Since the earthquake and resulting tsunami in Japan, much of the energy conversation has centered around the question of the safety of nuclear power. Though this is an important issue, especially in such extreme circumstances as the events at the Fukushima nuclear plant, it ignores a larger concern.
Centralized energy itself is notoriously vulnerable to disruption from natural disasters, and whether nuclear or otherwise, a decentralized energy future is much better suited to preparing us for the next big natural event. Until recently, major barriers existed in the areas of financing, regulation, and technology toward the creation of functional distributed generation power. In the past few years, though, developments in decentralized energy (mostly at the hands of American companies) are enabling communities and businesses to better disaster-proof their power supply.
Centralized power’s largest asset is also its major weakness: its sheer size. The economic efficiency achieved by creating all of an area’s energy in one place and then distributing it across a wide range of consumers multiplies the risk of disruption. In theory alone, a big system inherently has more points of possible failure. In reality, the types of forces involved in a natural disaster (high winds, flood waters, shaking ground) focus enormous pressure on the most vulnerable part of the power system: distribution. When one felled tree can deprive whole metropolitan areas of power, it’s hard to make a claim that the system is prepared for disaster.

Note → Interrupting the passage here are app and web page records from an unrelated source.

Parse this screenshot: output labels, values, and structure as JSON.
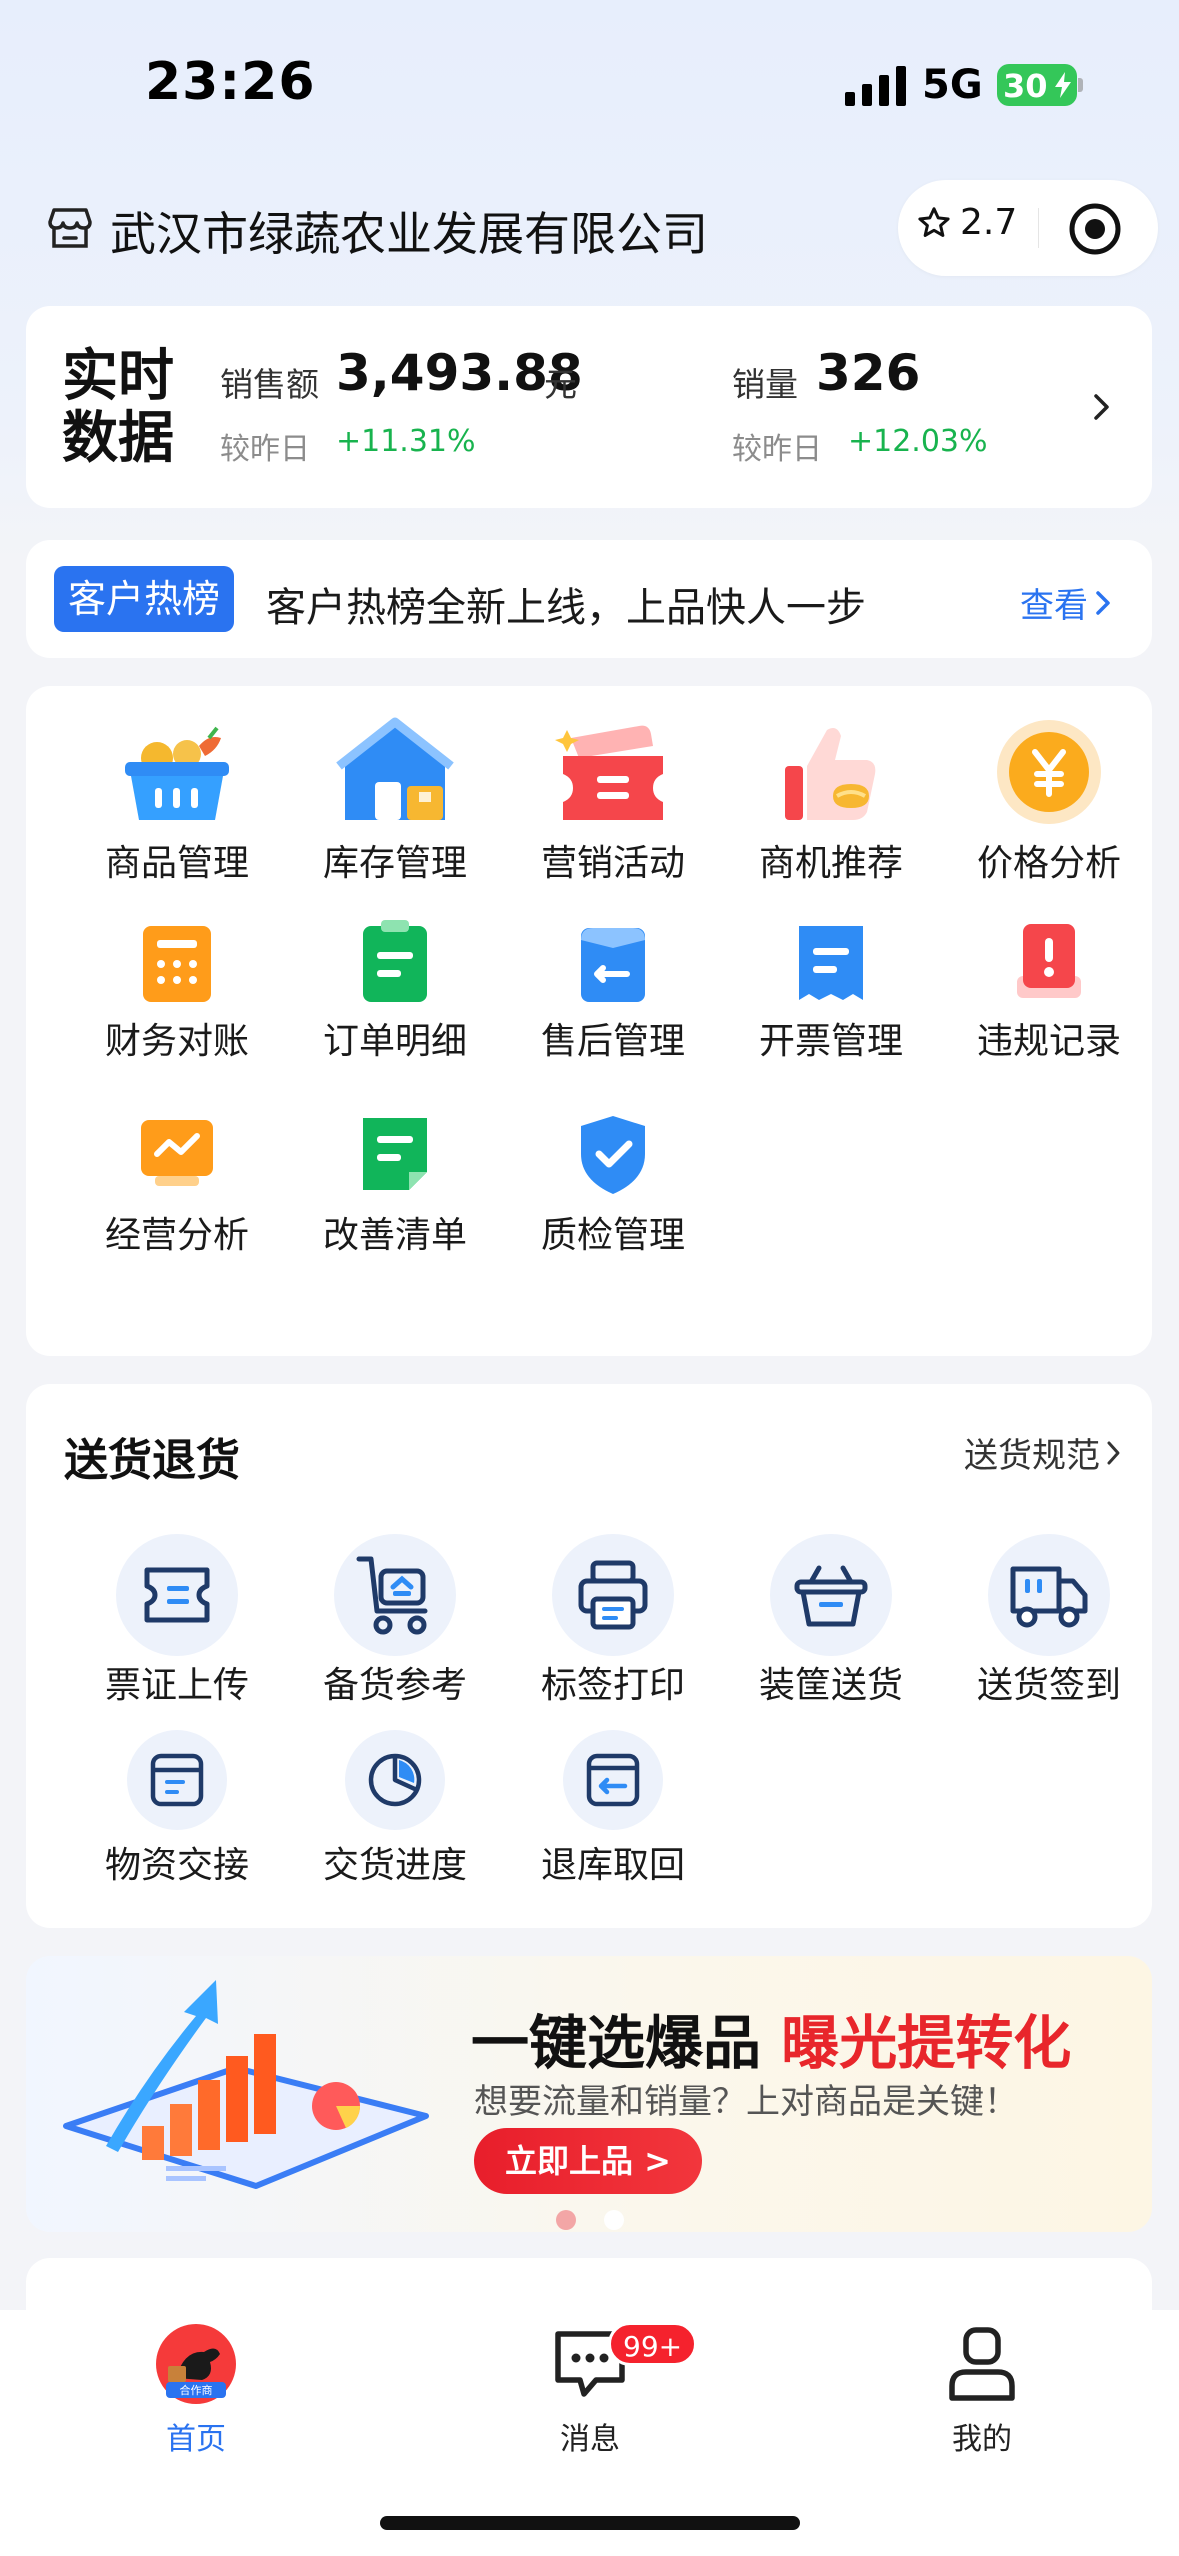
{
  "status_bar": {
    "time": "23:26",
    "network": "5G",
    "battery": "30"
  },
  "header": {
    "company": "武汉市绿蔬农业发展有限公司",
    "rating": "2.7"
  },
  "realtime": {
    "title": "实时数据",
    "sales_label": "销售额",
    "sales_value": "3,493.88",
    "sales_unit": "元",
    "sales_compare_label": "较昨日",
    "sales_compare_value": "+11.31%",
    "volume_label": "销量",
    "volume_value": "326",
    "volume_compare_label": "较昨日",
    "volume_compare_value": "+12.03%"
  },
  "hot_banner": {
    "badge": "客户热榜",
    "text": "客户热榜全新上线，上品快人一步",
    "link": "查看"
  },
  "tools": [
    {
      "label": "商品管理",
      "icon": "basket-icon"
    },
    {
      "label": "库存管理",
      "icon": "warehouse-icon"
    },
    {
      "label": "营销活动",
      "icon": "ticket-icon"
    },
    {
      "label": "商机推荐",
      "icon": "thumbs-up-icon"
    },
    {
      "label": "价格分析",
      "icon": "yen-coin-icon"
    },
    {
      "label": "财务对账",
      "icon": "calculator-icon"
    },
    {
      "label": "订单明细",
      "icon": "order-doc-icon"
    },
    {
      "label": "售后管理",
      "icon": "after-sales-icon"
    },
    {
      "label": "开票管理",
      "icon": "invoice-icon"
    },
    {
      "label": "违规记录",
      "icon": "violation-icon"
    },
    {
      "label": "经营分析",
      "icon": "trend-chart-icon"
    },
    {
      "label": "改善清单",
      "icon": "checklist-icon"
    },
    {
      "label": "质检管理",
      "icon": "shield-check-icon"
    }
  ],
  "delivery": {
    "title": "送货退货",
    "link": "送货规范",
    "items": [
      {
        "label": "票证上传",
        "icon": "voucher-icon"
      },
      {
        "label": "备货参考",
        "icon": "cart-icon"
      },
      {
        "label": "标签打印",
        "icon": "printer-icon"
      },
      {
        "label": "装筐送货",
        "icon": "basket-outline-icon"
      },
      {
        "label": "送货签到",
        "icon": "truck-icon"
      },
      {
        "label": "物资交接",
        "icon": "box-icon"
      },
      {
        "label": "交货进度",
        "icon": "pie-progress-icon"
      },
      {
        "label": "退库取回",
        "icon": "return-icon"
      }
    ]
  },
  "promo": {
    "headline_a": "一键选爆品",
    "headline_b": "曝光提转化",
    "sub": "想要流量和销量？上对商品是关键！",
    "button": "立即上品 >"
  },
  "tabbar": {
    "home": "首页",
    "home_avatar_text": "合作商",
    "messages": "消息",
    "messages_badge": "99+",
    "mine": "我的"
  },
  "colors": {
    "accent": "#2a73f0",
    "positive": "#18b34e",
    "promo_red": "#e8262b",
    "tab_active": "#2a73f0"
  }
}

Decentralized energy eliminates this threat by creating redundancies in the power system. A microgrid, powered by a Combined Heat and Power (CHP) unit, can disconnect from a grid experiencing an outage and run disruption free until the main grid is back online. From the perspective of the energy consumer (whether it’s a business park, a hospital, or a small town), this removes the choke point on which their power used to depend.
Another unfortunate outcome of centralized energy’s unwieldy size is its inability to differentiate end users. A hospital gets the same amount and quality of energy as someone charging their iPod. In a disaster situation, what this means is that it becomes incredibly difficult to perform triage, supplying power to the most critical infrastructure. A centralized grid, with limited variation, can only be on or off -- everyone gets power or no one does. This makes recovering in an emergency situation a much larger endeavor. Decentralized power reduces the obstacles to disaster recovery by allowing the focus to shift first to critical infrastructure and then to flow outward to less integral outlets.

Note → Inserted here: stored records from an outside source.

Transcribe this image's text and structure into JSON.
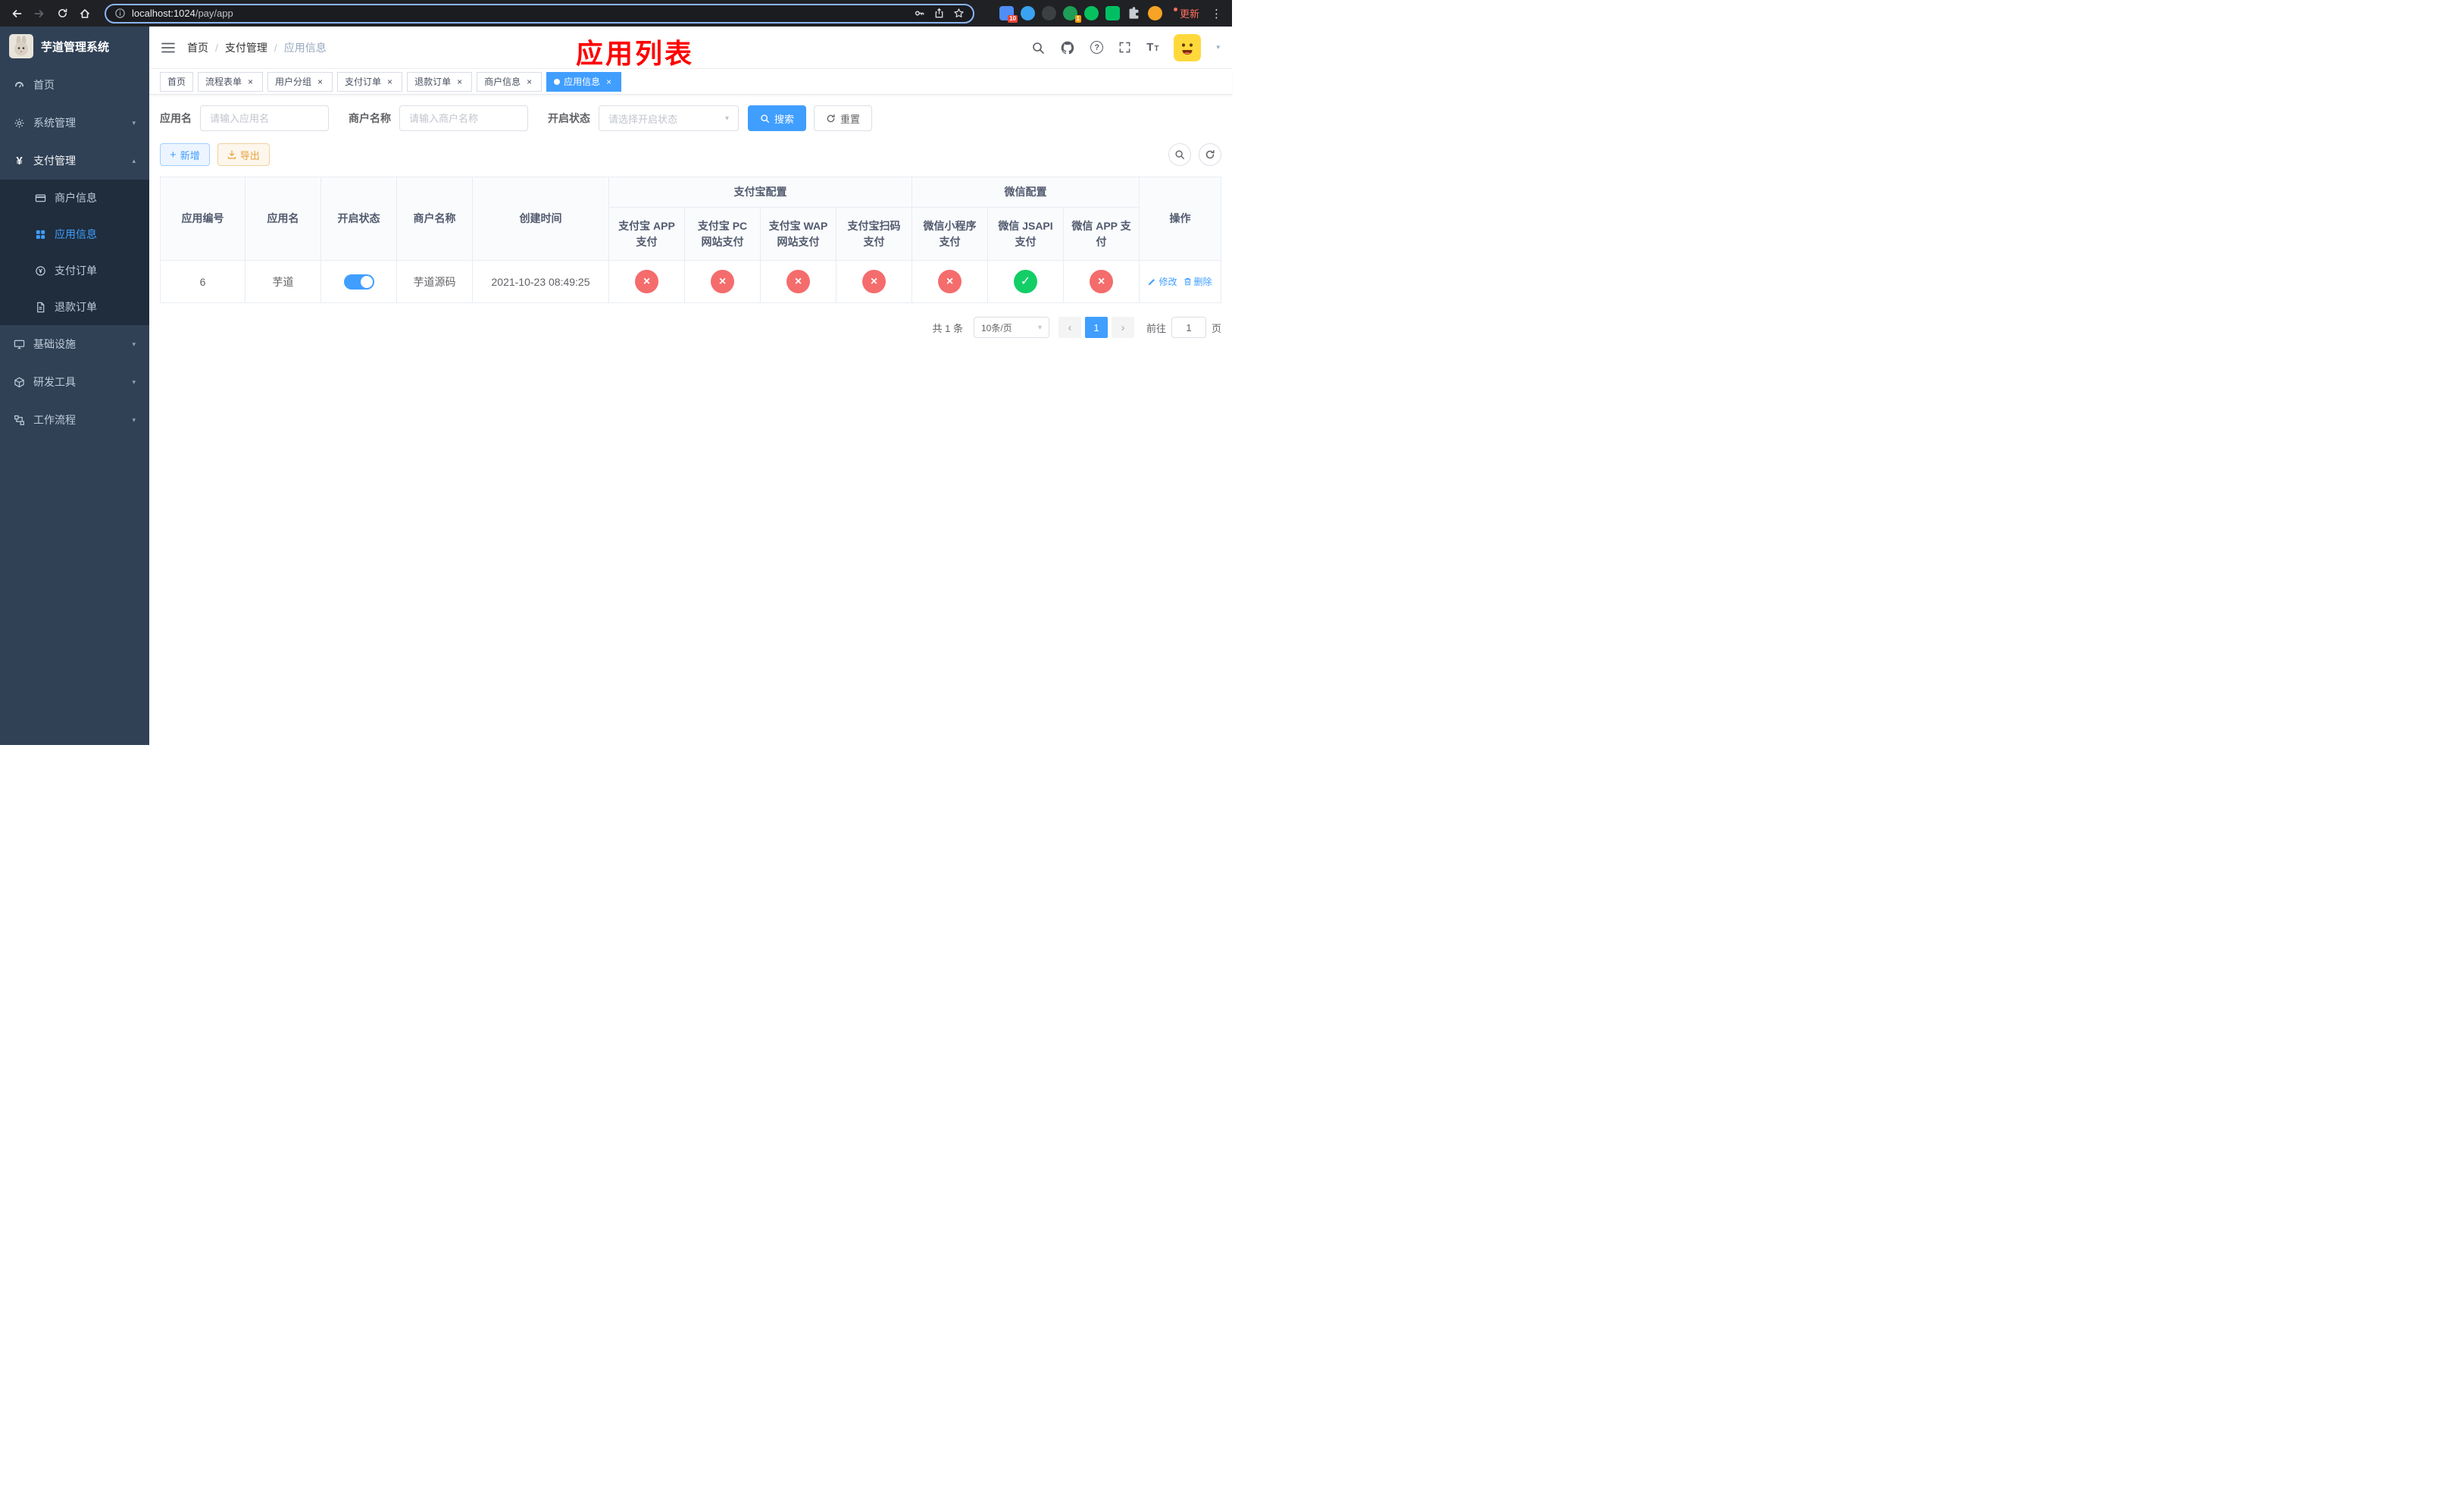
{
  "colors": {
    "primary": "#409eff",
    "danger": "#f56c6c",
    "success": "#13ce66",
    "sidebar_bg": "#304156",
    "submenu_bg": "#1f2d3d",
    "annotation": "#fe0000"
  },
  "icons": {
    "close": "×",
    "check": "✓",
    "cross": "×",
    "plus": "+",
    "caret_down": "▾",
    "caret_up": "▴",
    "chevron_left": "‹",
    "chevron_right": "›",
    "kebab": "⋮",
    "help": "?",
    "font": "T"
  },
  "browser": {
    "url_host": "localhost:1024",
    "url_path": "/pay/app",
    "update_label": "更新",
    "ext_badge_a": "10",
    "ext_badge_b": "1"
  },
  "sidebar": {
    "title": "芋道管理系统",
    "items": [
      {
        "label": "首页"
      },
      {
        "label": "系统管理"
      },
      {
        "label": "支付管理"
      },
      {
        "label": "基础设施"
      },
      {
        "label": "研发工具"
      },
      {
        "label": "工作流程"
      }
    ],
    "submenu": [
      {
        "label": "商户信息"
      },
      {
        "label": "应用信息"
      },
      {
        "label": "支付订单"
      },
      {
        "label": "退款订单"
      }
    ]
  },
  "header": {
    "breadcrumb": [
      "首页",
      "支付管理",
      "应用信息"
    ],
    "annotation": "应用列表"
  },
  "tabs": [
    {
      "label": "首页"
    },
    {
      "label": "流程表单"
    },
    {
      "label": "用户分组"
    },
    {
      "label": "支付订单"
    },
    {
      "label": "退款订单"
    },
    {
      "label": "商户信息"
    },
    {
      "label": "应用信息"
    }
  ],
  "filters": {
    "app_name_label": "应用名",
    "app_name_placeholder": "请输入应用名",
    "merchant_label": "商户名称",
    "merchant_placeholder": "请输入商户名称",
    "status_label": "开启状态",
    "status_placeholder": "请选择开启状态",
    "search_label": "搜索",
    "reset_label": "重置"
  },
  "toolbar": {
    "add_label": "新增",
    "export_label": "导出"
  },
  "table": {
    "col_id": "应用编号",
    "col_name": "应用名",
    "col_status": "开启状态",
    "col_merchant": "商户名称",
    "col_created": "创建时间",
    "col_actions": "操作",
    "group_alipay": "支付宝配置",
    "group_wechat": "微信配置",
    "sub_cols": [
      "支付宝 APP 支付",
      "支付宝 PC 网站支付",
      "支付宝 WAP 网站支付",
      "支付宝扫码支付",
      "微信小程序支付",
      "微信 JSAPI 支付",
      "微信 APP 支付"
    ],
    "row": {
      "id": "6",
      "name": "芋道",
      "enabled": true,
      "merchant": "芋道源码",
      "created": "2021-10-23 08:49:25",
      "configs": [
        "no",
        "no",
        "no",
        "no",
        "no",
        "yes",
        "no"
      ],
      "edit_label": "修改",
      "delete_label": "删除"
    }
  },
  "pagination": {
    "total": "共 1 条",
    "page_size": "10条/页",
    "current": "1",
    "goto_label": "前往",
    "goto_value": "1",
    "page_suffix": "页"
  }
}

The flaws that are literally built into the brittle bulk of centralized power were on full display in the aftermath of Hurricane Katrina. The grid went down, and the only institutions with any power were those equipped to generate their own. Even diesel generators proved unreliable in many cases. On the other hand, Mississippi Baptist Hospital, equipped with its own CHP-based microgrid, didn’t experience a single minute without power. When making choices about how to rebuild, other hospitals in the area took note of the lessons from Katrina, and since the disaster, there has been a marked increase in the number of area hospitals developing CHP generation systems.
As noted earlier, the ability to proactively create a decentralized power system is a relatively new one. In fact, at the time of the earthquake (and resulting centralized power grid collapse) Japan’s microgrid research capabilities were perhaps the most advanced in the world. However, problems around technology and funding were delaying the creation of a meaningful decentralized power grid in that country. Along with regulatory hurdles, financing and technology are the three major obstacles -- both in America and abroad -- that are impeding widespread implementation of distributed generation. Fortunately, there are now advances being made in each of these areas of concern.

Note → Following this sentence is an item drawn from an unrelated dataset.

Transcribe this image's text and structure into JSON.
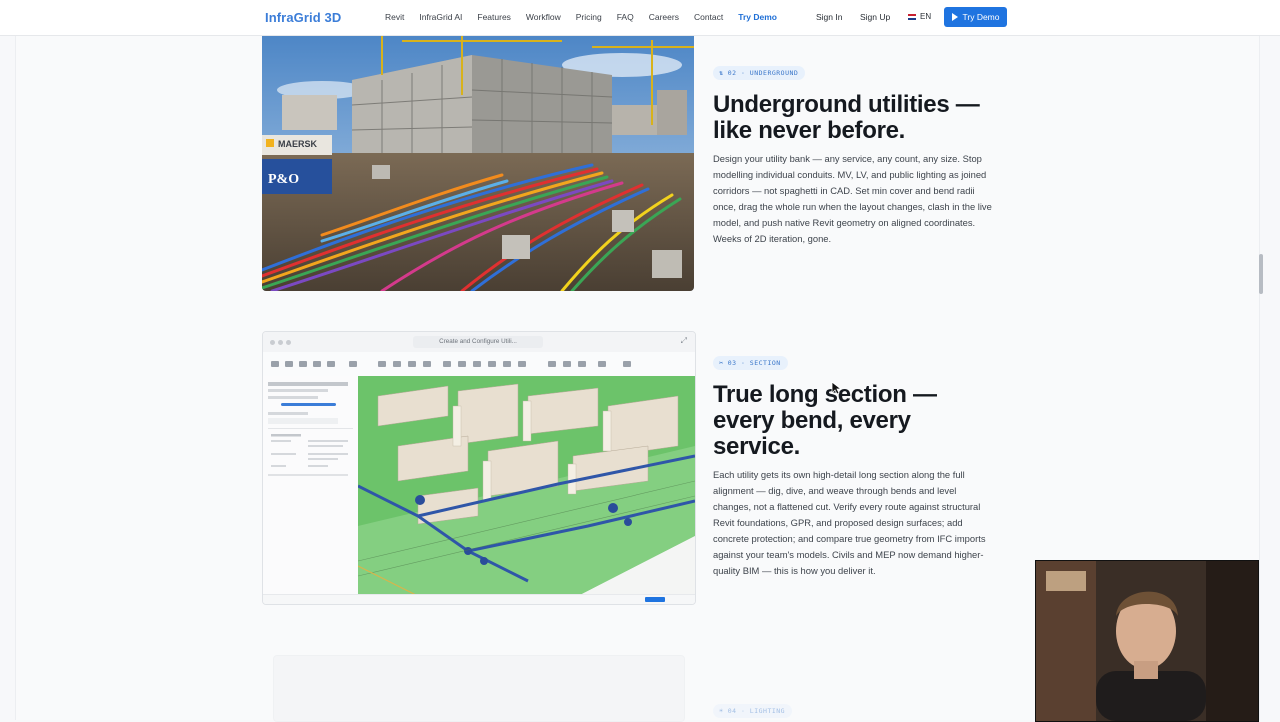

On the financial side, microgrids certainly represent a much more scalable investment than creating a new source of centralized energy. Even with that being said, there are some new financial incentives taking shape that are driving forward the creation of new decentralized power systems. ARA has been showing some movement, and the Military Energy Security act proposed by Rep. Heinrich (with whom we have worked on this issue) has drawn much-needed attention to decentralized power as it relates to our nation’s security.
As far as the regulatory framework is concerned, for the first time we’re seeing microgrid companies close the space between themselves and the incumbent utility companies. This mirrors the emergence of decentralized telecommunications and the internet, where critical mass was reached once disruptive technology companies such as Cisco and MCI closed space and reached working arrangements with the centralized-system incumbent such as IBM and AT&T.
Finally, technology has in some ways caught up with our imaginations. It has always been an ideal to perfect how a decentralized power source could fully interact with the main grid. Seeking to enable true peer-to-peer “plug and play” with the central grid, Pareto Energy’s GridLink is one of several promising new developments helping to streamline interconnectivity, and has been approved by Connecticut Light and Power and PEPCO.
These changes represent just the beginning, the potential for building a stronger and more resilient energy future. As Japan begins the long dialogue about the reconstruction process, we hope there is room in the conversation for discussion about decentralized power. The unfortunate reality is that, whether for Japan or another region, the presence of natural disasters is not an “if” but a “when.” We know that in the future we’ll be facing similar threats -- now that we have the ability to be better prepared, we owe it to ourselves to make the most of the opportunity.
Guy Warner is the founder and CEO of Pareto Energy.